[Opening Exercise data section]
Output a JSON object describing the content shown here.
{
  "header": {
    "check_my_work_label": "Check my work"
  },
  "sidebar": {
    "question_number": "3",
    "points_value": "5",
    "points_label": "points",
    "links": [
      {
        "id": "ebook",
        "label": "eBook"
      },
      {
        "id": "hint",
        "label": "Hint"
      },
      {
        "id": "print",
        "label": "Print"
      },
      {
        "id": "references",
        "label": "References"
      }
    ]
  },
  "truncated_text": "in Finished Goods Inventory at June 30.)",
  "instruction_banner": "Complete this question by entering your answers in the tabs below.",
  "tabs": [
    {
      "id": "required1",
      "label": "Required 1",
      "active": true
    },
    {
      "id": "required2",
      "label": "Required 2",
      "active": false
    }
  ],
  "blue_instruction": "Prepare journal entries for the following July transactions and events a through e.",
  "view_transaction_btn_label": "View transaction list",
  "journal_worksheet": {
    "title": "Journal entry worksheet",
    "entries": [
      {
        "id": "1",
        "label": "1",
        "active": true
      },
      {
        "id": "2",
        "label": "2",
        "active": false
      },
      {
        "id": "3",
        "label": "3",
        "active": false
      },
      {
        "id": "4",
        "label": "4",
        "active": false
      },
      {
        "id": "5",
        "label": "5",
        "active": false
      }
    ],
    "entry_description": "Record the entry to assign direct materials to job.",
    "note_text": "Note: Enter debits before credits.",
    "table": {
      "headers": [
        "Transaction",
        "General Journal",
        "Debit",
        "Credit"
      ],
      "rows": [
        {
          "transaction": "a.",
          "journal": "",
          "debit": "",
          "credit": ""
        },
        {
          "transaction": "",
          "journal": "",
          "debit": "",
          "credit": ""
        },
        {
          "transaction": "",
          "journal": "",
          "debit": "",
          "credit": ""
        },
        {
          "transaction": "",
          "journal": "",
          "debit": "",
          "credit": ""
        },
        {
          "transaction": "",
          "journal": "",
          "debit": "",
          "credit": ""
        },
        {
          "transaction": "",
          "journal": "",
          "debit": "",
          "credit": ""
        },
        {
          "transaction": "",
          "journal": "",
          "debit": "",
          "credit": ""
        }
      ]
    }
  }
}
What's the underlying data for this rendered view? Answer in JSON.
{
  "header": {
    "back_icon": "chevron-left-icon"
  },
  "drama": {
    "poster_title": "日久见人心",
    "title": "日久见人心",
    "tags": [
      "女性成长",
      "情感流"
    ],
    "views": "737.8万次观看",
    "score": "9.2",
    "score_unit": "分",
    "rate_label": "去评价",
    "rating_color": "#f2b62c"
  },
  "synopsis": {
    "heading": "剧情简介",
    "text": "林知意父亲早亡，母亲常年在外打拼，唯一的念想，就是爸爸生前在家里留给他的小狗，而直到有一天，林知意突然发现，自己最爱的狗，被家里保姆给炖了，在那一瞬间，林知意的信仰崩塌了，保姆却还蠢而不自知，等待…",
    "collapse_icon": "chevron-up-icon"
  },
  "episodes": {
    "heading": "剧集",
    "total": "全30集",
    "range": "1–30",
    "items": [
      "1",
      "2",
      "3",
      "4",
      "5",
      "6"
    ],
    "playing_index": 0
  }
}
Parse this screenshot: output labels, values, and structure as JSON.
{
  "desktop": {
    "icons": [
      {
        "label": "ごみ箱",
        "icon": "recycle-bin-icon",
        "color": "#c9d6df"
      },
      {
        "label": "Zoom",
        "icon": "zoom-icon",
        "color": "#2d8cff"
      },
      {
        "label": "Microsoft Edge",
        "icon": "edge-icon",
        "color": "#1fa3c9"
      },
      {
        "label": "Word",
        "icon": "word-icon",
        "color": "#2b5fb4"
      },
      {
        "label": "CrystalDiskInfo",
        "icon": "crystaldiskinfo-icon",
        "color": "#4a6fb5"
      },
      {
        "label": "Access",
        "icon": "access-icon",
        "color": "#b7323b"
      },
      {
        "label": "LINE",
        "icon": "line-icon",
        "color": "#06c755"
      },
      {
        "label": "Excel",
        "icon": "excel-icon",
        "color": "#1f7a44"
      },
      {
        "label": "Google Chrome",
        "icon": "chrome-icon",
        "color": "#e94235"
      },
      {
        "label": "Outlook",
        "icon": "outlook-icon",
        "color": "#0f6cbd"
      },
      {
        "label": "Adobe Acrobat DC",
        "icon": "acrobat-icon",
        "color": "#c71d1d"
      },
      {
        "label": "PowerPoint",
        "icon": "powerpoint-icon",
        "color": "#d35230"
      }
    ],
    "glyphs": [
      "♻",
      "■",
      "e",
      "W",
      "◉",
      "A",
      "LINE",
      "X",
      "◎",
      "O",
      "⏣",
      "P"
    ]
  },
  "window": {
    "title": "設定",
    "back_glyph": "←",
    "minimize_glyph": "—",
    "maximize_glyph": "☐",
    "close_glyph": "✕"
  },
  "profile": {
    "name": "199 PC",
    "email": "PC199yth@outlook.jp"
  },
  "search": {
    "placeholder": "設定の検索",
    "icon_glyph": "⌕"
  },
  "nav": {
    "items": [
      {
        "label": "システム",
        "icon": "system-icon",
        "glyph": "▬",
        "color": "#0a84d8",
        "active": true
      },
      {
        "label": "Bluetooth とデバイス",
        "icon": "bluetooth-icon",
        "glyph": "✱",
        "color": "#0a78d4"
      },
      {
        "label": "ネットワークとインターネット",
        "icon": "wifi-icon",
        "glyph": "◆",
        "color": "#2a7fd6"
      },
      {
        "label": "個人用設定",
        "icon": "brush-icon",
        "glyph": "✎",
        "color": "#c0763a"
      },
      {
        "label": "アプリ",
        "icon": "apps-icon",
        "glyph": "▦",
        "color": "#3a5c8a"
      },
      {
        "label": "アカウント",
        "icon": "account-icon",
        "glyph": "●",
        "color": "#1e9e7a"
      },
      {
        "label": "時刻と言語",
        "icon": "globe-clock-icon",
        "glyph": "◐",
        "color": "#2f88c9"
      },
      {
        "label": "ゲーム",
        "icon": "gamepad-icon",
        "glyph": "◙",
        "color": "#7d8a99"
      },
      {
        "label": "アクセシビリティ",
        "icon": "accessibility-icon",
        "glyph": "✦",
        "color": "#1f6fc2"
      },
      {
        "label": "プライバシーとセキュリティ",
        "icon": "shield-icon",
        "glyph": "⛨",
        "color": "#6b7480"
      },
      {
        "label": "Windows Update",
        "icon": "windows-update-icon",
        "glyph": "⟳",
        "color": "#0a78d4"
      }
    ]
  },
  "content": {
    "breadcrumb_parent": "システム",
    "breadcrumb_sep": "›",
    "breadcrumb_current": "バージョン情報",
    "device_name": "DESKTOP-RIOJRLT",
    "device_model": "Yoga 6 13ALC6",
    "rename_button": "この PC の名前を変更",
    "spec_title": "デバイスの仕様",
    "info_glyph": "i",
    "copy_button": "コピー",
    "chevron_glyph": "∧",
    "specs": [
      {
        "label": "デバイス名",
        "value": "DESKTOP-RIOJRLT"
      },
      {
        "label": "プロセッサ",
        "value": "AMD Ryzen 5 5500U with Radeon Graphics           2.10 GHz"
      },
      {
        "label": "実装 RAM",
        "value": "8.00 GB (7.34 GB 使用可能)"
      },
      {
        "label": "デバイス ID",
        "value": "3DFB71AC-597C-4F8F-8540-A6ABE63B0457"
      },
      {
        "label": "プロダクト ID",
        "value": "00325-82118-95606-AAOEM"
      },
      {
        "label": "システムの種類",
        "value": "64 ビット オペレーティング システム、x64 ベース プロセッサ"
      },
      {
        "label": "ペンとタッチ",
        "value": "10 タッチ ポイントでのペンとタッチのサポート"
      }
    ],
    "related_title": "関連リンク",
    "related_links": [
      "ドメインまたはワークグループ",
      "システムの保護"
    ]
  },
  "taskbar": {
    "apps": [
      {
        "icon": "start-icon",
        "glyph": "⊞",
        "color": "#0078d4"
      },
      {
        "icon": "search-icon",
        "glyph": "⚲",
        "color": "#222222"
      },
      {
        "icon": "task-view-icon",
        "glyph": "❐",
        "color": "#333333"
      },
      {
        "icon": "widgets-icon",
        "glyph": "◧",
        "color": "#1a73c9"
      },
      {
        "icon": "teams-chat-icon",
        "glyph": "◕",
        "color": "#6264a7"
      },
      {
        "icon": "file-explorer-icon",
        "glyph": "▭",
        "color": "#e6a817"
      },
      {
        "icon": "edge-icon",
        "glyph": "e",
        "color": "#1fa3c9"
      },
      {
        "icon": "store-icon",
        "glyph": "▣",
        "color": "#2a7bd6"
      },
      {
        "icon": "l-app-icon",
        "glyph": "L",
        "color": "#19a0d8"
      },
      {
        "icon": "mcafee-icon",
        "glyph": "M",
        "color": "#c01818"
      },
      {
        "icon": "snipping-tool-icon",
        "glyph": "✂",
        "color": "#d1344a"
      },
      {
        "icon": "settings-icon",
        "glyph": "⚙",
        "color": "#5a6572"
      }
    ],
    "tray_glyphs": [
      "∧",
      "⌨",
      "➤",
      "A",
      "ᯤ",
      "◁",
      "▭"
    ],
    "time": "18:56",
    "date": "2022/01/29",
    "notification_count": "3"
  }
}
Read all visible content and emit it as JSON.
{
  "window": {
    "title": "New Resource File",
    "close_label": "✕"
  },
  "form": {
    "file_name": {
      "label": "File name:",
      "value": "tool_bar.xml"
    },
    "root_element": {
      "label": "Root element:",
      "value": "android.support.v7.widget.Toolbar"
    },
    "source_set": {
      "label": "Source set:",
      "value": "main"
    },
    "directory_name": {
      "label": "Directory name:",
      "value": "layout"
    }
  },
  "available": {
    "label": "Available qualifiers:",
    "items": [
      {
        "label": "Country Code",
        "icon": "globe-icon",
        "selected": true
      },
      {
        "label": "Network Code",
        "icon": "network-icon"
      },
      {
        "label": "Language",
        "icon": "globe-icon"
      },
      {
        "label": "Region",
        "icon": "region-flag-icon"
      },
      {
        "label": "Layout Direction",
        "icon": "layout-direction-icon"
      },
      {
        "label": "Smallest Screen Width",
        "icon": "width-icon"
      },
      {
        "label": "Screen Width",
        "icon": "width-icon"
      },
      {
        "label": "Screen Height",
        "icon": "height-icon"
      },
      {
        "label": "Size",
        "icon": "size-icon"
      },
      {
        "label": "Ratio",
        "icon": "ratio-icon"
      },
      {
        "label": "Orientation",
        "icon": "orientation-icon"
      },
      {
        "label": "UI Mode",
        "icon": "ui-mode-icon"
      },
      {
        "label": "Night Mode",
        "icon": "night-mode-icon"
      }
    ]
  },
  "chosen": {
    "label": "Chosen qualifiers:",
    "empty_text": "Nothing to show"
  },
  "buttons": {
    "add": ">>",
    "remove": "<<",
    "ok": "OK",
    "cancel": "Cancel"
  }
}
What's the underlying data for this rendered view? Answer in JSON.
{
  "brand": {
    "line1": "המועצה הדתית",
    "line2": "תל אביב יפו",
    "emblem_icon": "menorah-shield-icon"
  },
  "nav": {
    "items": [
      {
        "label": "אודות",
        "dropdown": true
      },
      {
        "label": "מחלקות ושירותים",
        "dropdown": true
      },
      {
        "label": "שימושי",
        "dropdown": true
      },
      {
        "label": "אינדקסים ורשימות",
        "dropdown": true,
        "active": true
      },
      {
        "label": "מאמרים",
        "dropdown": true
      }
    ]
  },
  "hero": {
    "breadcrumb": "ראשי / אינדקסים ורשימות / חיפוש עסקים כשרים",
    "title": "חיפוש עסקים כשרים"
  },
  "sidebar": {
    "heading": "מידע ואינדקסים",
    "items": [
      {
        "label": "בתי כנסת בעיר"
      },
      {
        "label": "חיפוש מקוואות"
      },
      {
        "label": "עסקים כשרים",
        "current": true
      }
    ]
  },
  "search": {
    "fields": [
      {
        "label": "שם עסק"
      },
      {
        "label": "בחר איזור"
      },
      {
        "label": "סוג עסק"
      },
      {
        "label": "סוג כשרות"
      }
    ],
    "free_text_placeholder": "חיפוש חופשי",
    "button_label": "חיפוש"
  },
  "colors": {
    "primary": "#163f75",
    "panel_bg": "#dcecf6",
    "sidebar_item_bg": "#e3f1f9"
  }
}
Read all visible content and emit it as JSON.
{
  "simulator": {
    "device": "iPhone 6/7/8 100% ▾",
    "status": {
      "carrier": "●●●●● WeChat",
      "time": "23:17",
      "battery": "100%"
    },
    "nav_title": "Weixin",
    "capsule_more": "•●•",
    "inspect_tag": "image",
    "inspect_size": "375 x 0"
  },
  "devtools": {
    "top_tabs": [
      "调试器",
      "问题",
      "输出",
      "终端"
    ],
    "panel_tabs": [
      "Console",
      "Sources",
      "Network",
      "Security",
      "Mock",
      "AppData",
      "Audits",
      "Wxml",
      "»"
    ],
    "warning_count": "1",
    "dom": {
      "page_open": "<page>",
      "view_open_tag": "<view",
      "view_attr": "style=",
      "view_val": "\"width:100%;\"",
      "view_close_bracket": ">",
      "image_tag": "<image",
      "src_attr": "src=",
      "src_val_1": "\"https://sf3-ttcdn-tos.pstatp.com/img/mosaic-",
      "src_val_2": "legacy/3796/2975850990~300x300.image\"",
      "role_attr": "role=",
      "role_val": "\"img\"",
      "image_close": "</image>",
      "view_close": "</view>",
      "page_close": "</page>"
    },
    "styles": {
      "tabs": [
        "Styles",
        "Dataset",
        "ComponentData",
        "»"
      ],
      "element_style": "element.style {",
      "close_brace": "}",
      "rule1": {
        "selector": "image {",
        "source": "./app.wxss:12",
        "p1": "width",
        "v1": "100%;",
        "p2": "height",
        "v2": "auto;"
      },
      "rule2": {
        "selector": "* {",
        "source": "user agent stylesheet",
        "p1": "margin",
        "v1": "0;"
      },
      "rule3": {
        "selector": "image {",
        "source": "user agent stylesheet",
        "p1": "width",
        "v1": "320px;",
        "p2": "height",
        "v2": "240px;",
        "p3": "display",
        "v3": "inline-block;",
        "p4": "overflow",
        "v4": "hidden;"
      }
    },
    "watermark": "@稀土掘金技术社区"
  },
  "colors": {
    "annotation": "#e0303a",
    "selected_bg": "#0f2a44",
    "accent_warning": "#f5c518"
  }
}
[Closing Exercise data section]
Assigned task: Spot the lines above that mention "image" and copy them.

Task result:
    "inspect_tag": "image",
      "image_tag": "<image",
      "src_val_2": "legacy/3796/2975850990~300x300.image\"",
      "image_close": "</image>",
        "selector": "image {",
        "selector": "image {",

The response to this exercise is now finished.